“Kokoda highlights the strengths of all those who undertake its many challenges.  You develop a respect for differences - different races, different sexes, different ages and overall different ways of seeing and doing things.

“In conclusion, I am glad that I was included in this trek at age 25 as I now have the rest of my life to complete the trains of thought and achieve the goals that I have set myself as a result of this trip.  This ability of Kokoda and the team/leadership program to privide the conditions for people to question deeply and the examples to go some way towards answereing these questions is very powerful.  If harnessed effectively CRA could benefit enormously from the personal develpopment of its selected employees and from the growth of teams of people across the orgainsiation who would ford rivers and climb mountains for each other.”

Sergeant Mark Hudson, Army: Royal Australian Infantry

As a current serving Army Officer within the Royal Australian Infantry Corps and being privileged to command soldier on operations in Afghanistan, it is my belief that I have gained a better understanding of myself, my leadership style, the way in which I deal with different personalities and overcoming stressors in a small group environment. Prior to this experience, I was quick to judge people, impatient and lacked tolerance for those who were not at the standard I set or expected.

To that end, I spent a lot of time throughout the Trek in the company of much younger men and women from different backgrounds, some with vast life experience and in others little or no experience. It was at times confronting, where previously I would cast aside those that were not at the standard or struggled mentally and emotionally, instead I found myself learning to slow things down, be reasonable and supportive.

‘I can honestly say that as a result of this trek, I will be a better officer within Army, I will be a more understanding and compassionate person but most importantly I will never forget the sacrifice of so many who fought for our country and way of life.  The hardships I have faced in service to my country pale in comparison to the danger, fear and uncertainty they faced on am hourly/daily basis.

It is my contention that more Army officers and junior non commissioned officers should participate in programs such as this one. It would not only professionally develop those members, gaining a better understanding of military history and adding context to what most have only read but also on a personal and leadership level.

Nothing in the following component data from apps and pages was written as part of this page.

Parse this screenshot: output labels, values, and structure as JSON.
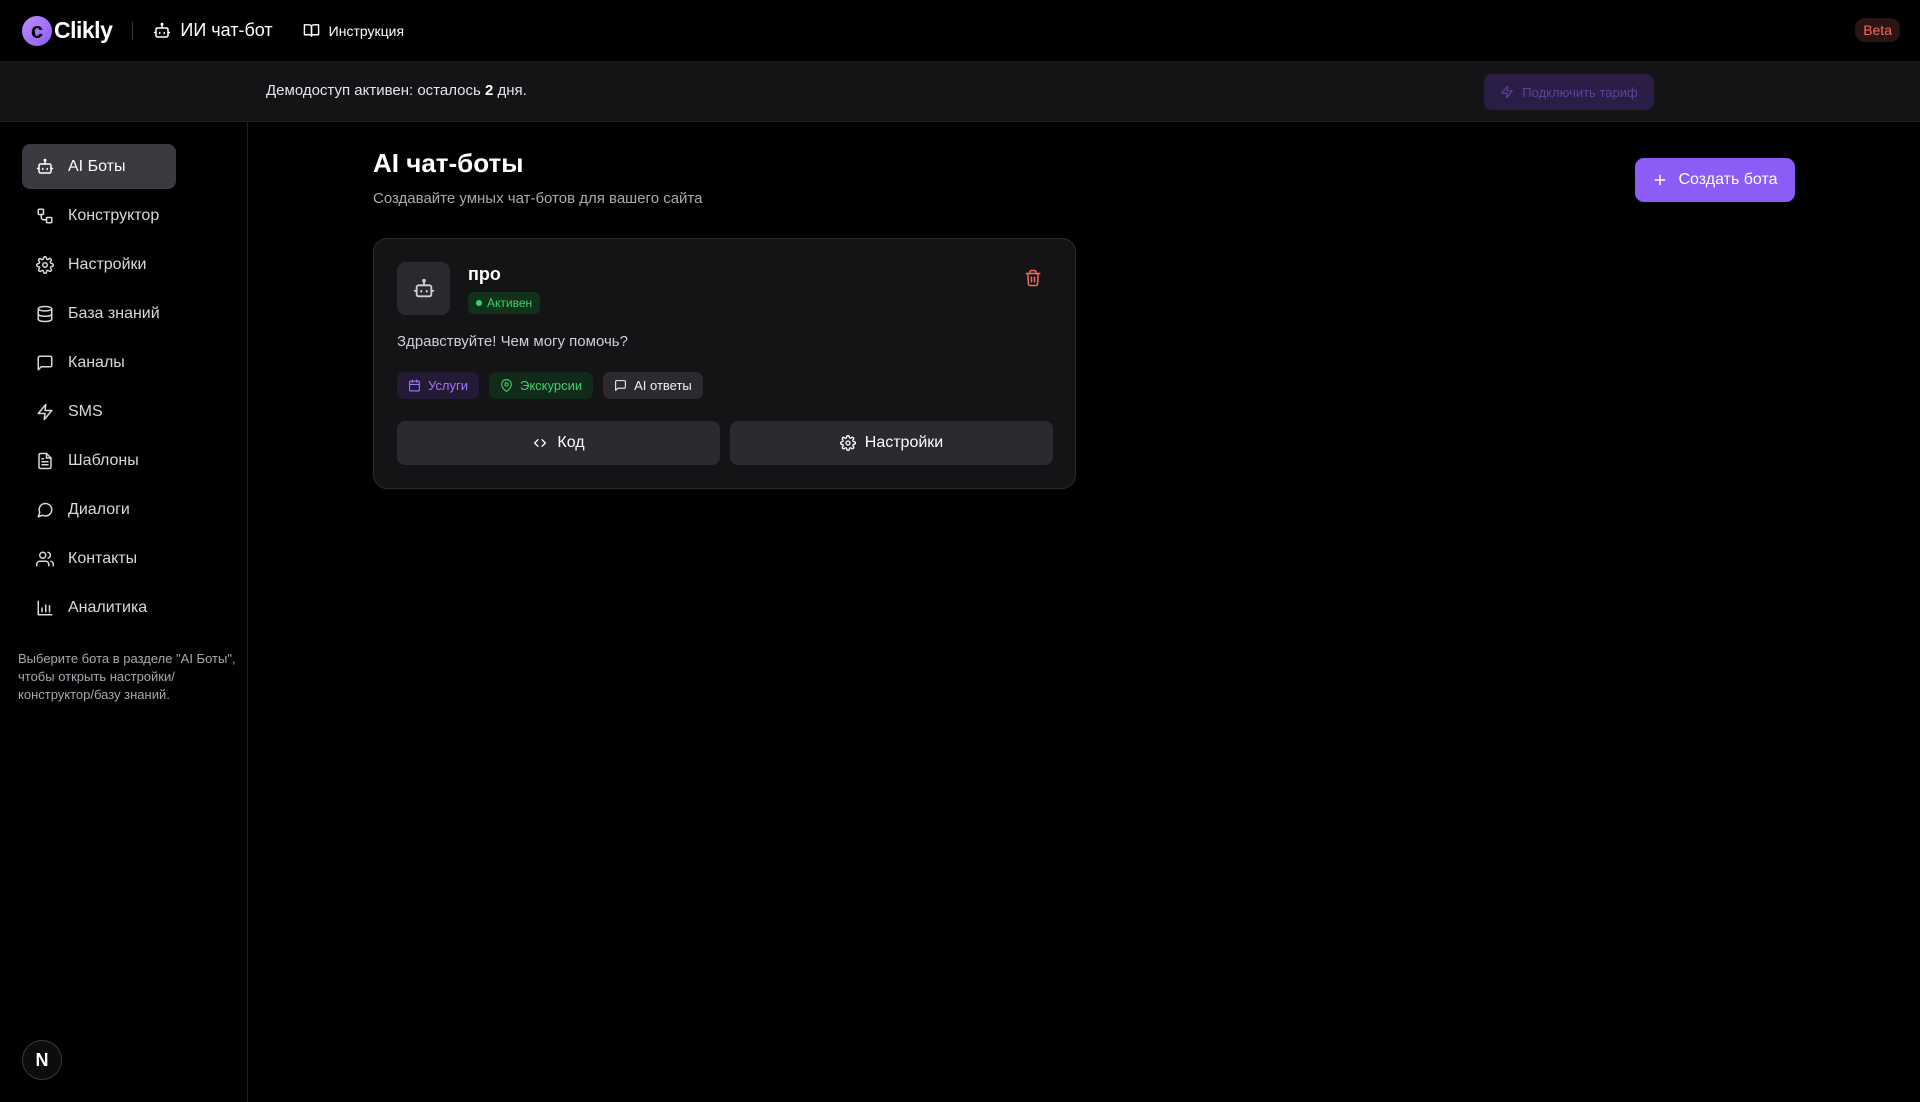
{
  "header": {
    "logo_letter": "c",
    "logo_text": "Clikly",
    "section_title": "ИИ чат-бот",
    "instructions_label": "Инструкция",
    "beta_label": "Beta"
  },
  "demo": {
    "text_before": "Демодоступ активен: осталось ",
    "days": "2",
    "text_after": " дня.",
    "tariff_button": "Подключить тариф"
  },
  "sidebar": {
    "items": [
      {
        "label": "AI Боты",
        "icon": "bot-icon",
        "active": true
      },
      {
        "label": "Конструктор",
        "icon": "workflow-icon"
      },
      {
        "label": "Настройки",
        "icon": "gear-icon"
      },
      {
        "label": "База знаний",
        "icon": "database-icon"
      },
      {
        "label": "Каналы",
        "icon": "message-square-icon"
      },
      {
        "label": "SMS",
        "icon": "bolt-icon"
      },
      {
        "label": "Шаблоны",
        "icon": "file-text-icon"
      },
      {
        "label": "Диалоги",
        "icon": "chat-bubble-icon"
      },
      {
        "label": "Контакты",
        "icon": "users-icon"
      },
      {
        "label": "Аналитика",
        "icon": "bar-chart-icon"
      }
    ],
    "hint": "Выберите бота в разделе \"AI Боты\", чтобы открыть настройки/конструктор/базу знаний.",
    "avatar_letter": "N"
  },
  "main": {
    "title": "AI чат-боты",
    "subtitle": "Создавайте умных чат-ботов для вашего сайта",
    "create_button": "Создать бота",
    "bot": {
      "name": "про",
      "status": "Активен",
      "greeting": "Здравствуйте! Чем могу помочь?",
      "tags": [
        {
          "label": "Услуги",
          "icon": "calendar-icon"
        },
        {
          "label": "Экскурсии",
          "icon": "map-pin-icon"
        },
        {
          "label": "AI ответы",
          "icon": "message-square-icon"
        }
      ],
      "code_button": "Код",
      "settings_button": "Настройки"
    }
  },
  "colors": {
    "accent": "#8b5cf6",
    "active_green": "#35d46a",
    "danger": "#f26b5b",
    "background": "#000000"
  }
}
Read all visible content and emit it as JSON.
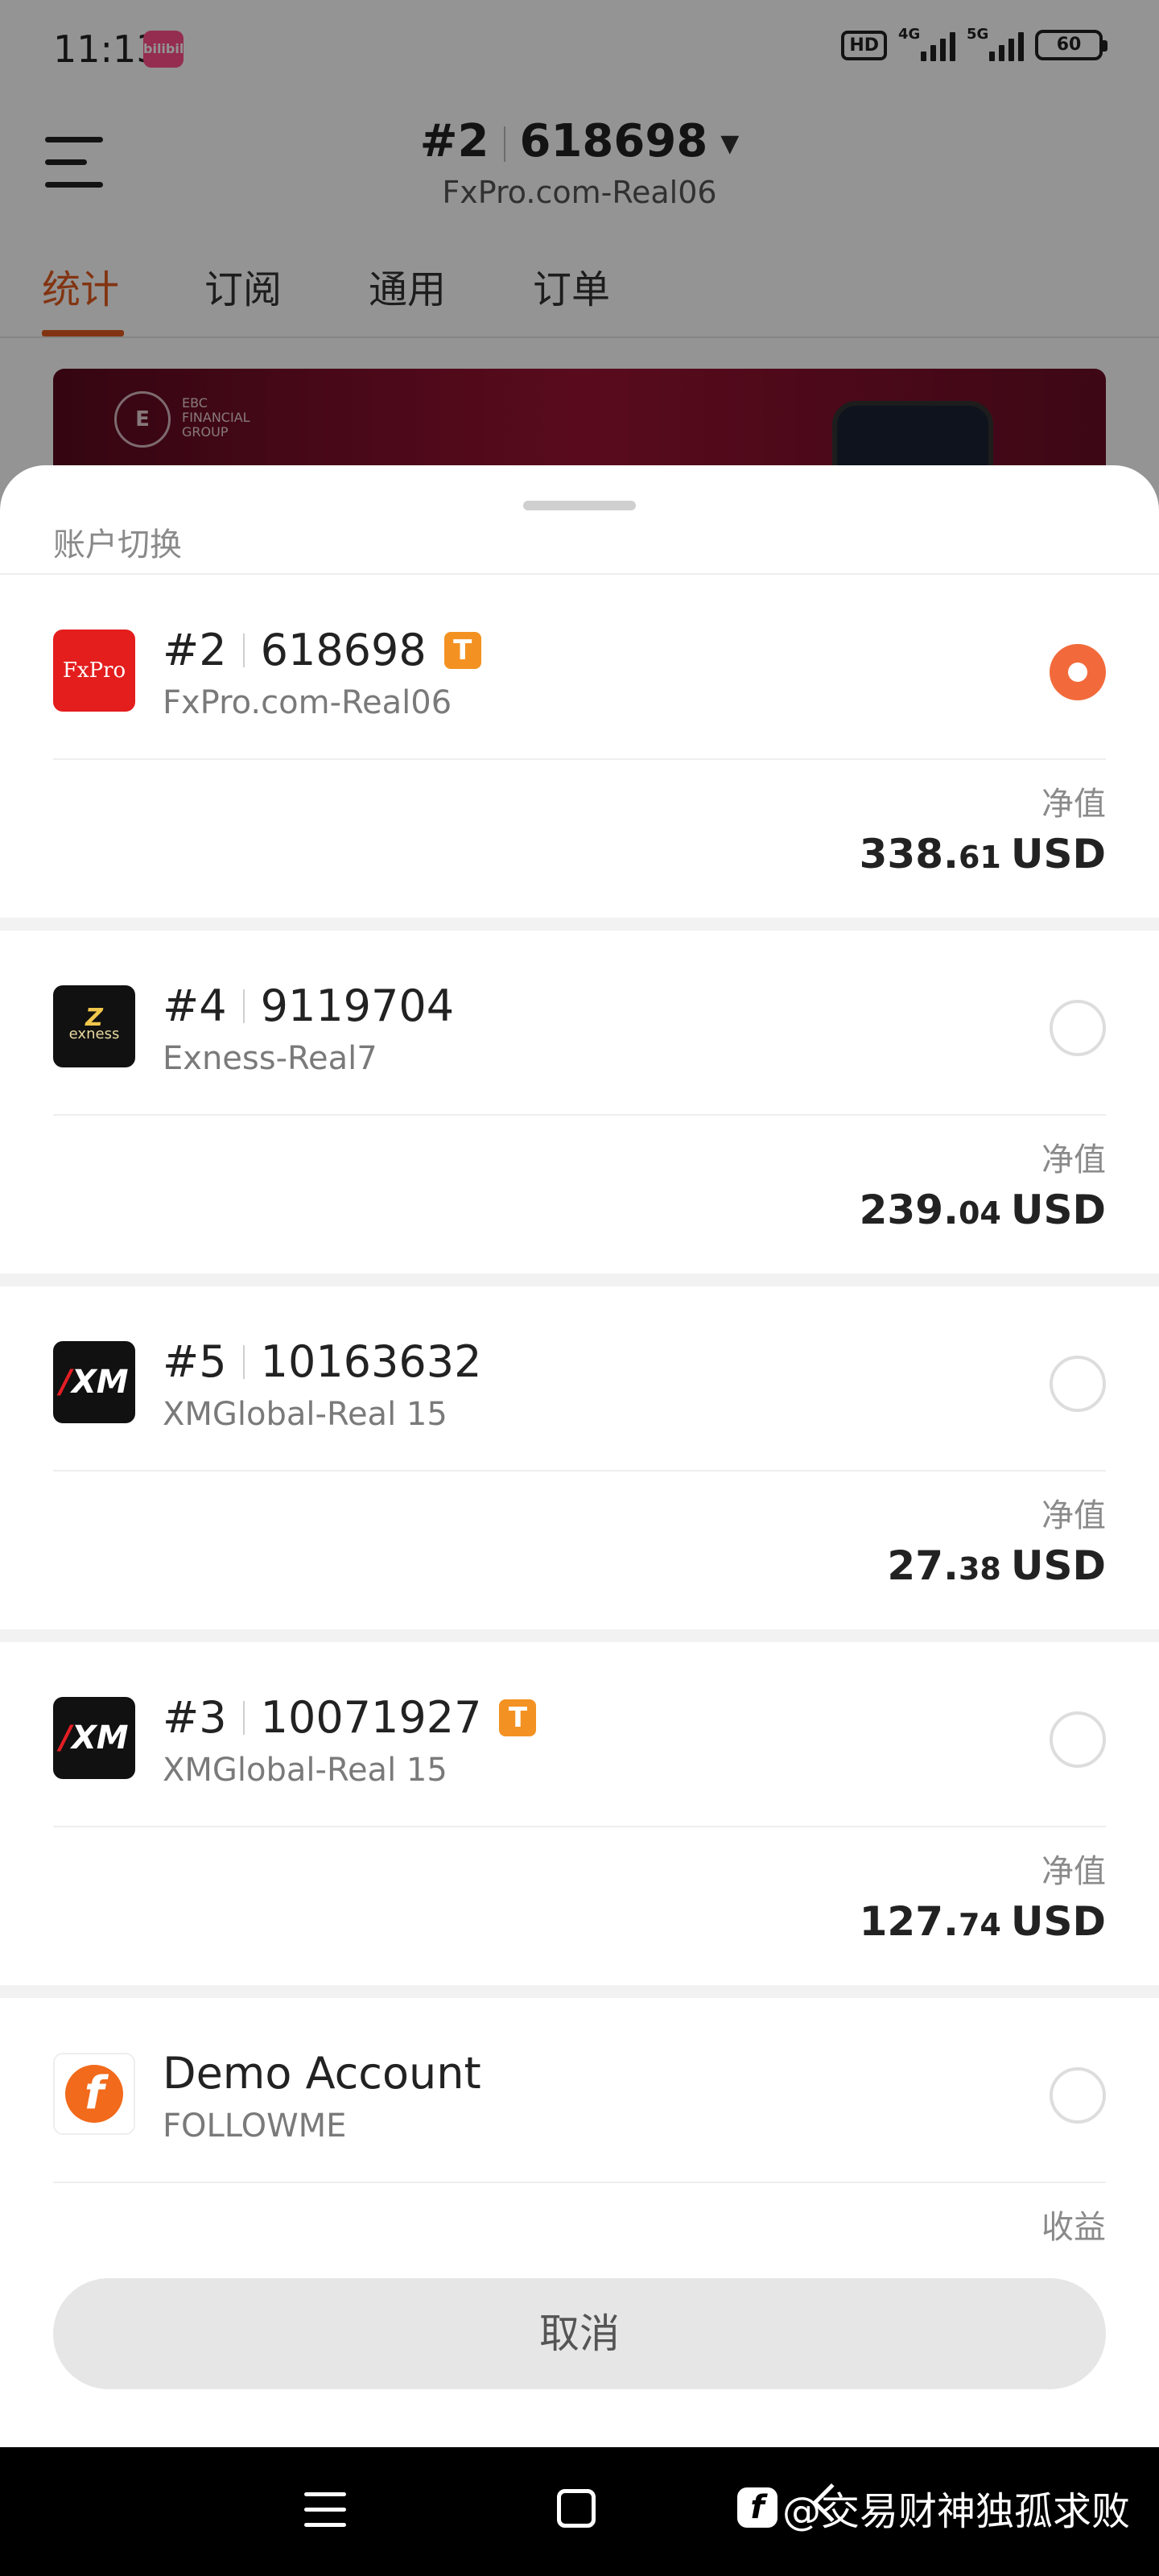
{
  "status_bar": {
    "time": "11:13",
    "app_badge": "bilibili",
    "hd": "HD",
    "net1": "4G",
    "net2": "5G",
    "battery": "60"
  },
  "header": {
    "account_index": "#2",
    "account_number": "618698",
    "server": "FxPro.com-Real06"
  },
  "tabs": [
    {
      "label": "统计",
      "active": true
    },
    {
      "label": "订阅",
      "active": false
    },
    {
      "label": "通用",
      "active": false
    },
    {
      "label": "订单",
      "active": false
    }
  ],
  "banner": {
    "brand_lines": [
      "EBC",
      "FINANCIAL",
      "GROUP"
    ]
  },
  "sheet": {
    "title": "账户切换",
    "accounts": [
      {
        "index": "#2",
        "number": "618698",
        "server": "FxPro.com-Real06",
        "badge": "T",
        "logo": "fxpro-logo",
        "logo_text": "FxPro",
        "selected": true,
        "metric_label": "净值",
        "value_int": "338.",
        "value_dec": "61",
        "currency": "USD"
      },
      {
        "index": "#4",
        "number": "9119704",
        "server": "Exness-Real7",
        "badge": "",
        "logo": "exness-logo",
        "logo_text": "exness",
        "selected": false,
        "metric_label": "净值",
        "value_int": "239.",
        "value_dec": "04",
        "currency": "USD"
      },
      {
        "index": "#5",
        "number": "10163632",
        "server": "XMGlobal-Real 15",
        "badge": "",
        "logo": "xm-logo",
        "logo_text": "XM",
        "selected": false,
        "metric_label": "净值",
        "value_int": "27.",
        "value_dec": "38",
        "currency": "USD"
      },
      {
        "index": "#3",
        "number": "10071927",
        "server": "XMGlobal-Real 15",
        "badge": "T",
        "logo": "xm-logo",
        "logo_text": "XM",
        "selected": false,
        "metric_label": "净值",
        "value_int": "127.",
        "value_dec": "74",
        "currency": "USD"
      },
      {
        "name": "Demo Account",
        "server": "FOLLOWME",
        "logo": "followme-logo",
        "logo_text": "f",
        "selected": false,
        "metric_label": "收益"
      }
    ],
    "cancel_label": "取消"
  },
  "watermark": {
    "logo_text": "f",
    "text": "@交易财神独孤求败"
  },
  "colors": {
    "accent": "#e05a1f",
    "radio_selected": "#f26a3b",
    "badge_t": "#f39222"
  }
}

‘I am very grateful for the opportunity given to me by the Singleton RSL, to represent them and the local community. It is something I will never forget both personally and professionally.’